TL;DR your blog posts but, hey, I commented!
I seem to do this often. Given the low click through rates I see in my social media analytics, I suspect the majority of people who respond to these social shares do it too.
After all, it is so much easier to just reply to a tweet or comment on a Facebook post and have your say than it is to click on the link, load the site and read the article that was shared.
As someone who shares stuff on Twitter and Facebook fairly often, it’s certainly my hope that people will click through and read my posts but that happens relatively infrequently compared to the “engagement” that takes place within Twitter’s and Facebook’s walls.
What is Twitter good for?
Twitter, in particular, is supposed to be this terrific platform for sharing stuff with people. What I realized is that when Twitter and Facebook talk about how their platforms are so effective as engagement drivers, they’re really talking about engagement on their platforms. This certainly comes across clearly on Twitter where you have analytics about your tweets available.
This isn’t surprising. Social networks make money from people using their services, not clicking away and going elsewhere. Still, many of us still suffer from this delusion that sharing our stuff on social networks will, necessarily, send more visitors to our sites.
Introducing a new acronym: RTFBP
So, assuming that this trend is only going to continue and relatively few people will actually click on those links we share and visit our sites to read our blog posts, I have come up with a snappy acronym: RTFBP. It stands for “Read The F$&king Blog Post” and it has the benefits of being short and easily hashtag-able.
RTFBP is intended for content marketers who find themselves answering questions and responding to seemingly insightful comments made by people like me who took the TL;DR approach to social media shares.

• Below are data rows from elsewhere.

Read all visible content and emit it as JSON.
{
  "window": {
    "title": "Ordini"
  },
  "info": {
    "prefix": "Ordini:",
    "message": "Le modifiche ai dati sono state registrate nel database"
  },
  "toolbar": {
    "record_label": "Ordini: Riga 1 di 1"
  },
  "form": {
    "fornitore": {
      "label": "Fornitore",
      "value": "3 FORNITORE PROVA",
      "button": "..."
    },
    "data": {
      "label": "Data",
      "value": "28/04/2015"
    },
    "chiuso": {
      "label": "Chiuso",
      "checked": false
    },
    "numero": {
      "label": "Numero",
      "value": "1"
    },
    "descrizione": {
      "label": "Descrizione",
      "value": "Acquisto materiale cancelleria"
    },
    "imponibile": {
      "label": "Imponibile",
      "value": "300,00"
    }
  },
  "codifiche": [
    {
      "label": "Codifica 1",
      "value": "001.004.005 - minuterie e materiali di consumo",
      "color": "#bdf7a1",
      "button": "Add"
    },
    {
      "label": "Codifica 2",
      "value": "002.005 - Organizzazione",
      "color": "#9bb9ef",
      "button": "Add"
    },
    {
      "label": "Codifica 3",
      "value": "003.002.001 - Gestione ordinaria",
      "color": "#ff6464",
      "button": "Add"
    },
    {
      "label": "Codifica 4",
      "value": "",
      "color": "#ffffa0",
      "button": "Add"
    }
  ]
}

As silly as that is, considering that I know that the point of social shares with links is to direct me to the blog posts that contain the information I seek, if only I RTFBP before tapping “reply” or “comment”.
So, as a self-confessed lazy follower, I both apologise and offer my newly minted acronym to all the marketers whose eyes I cause to roll, yet again. I am working on clicking through more often and reading before I trot out some pithy response. Promise.
Featured image credit: Pixabay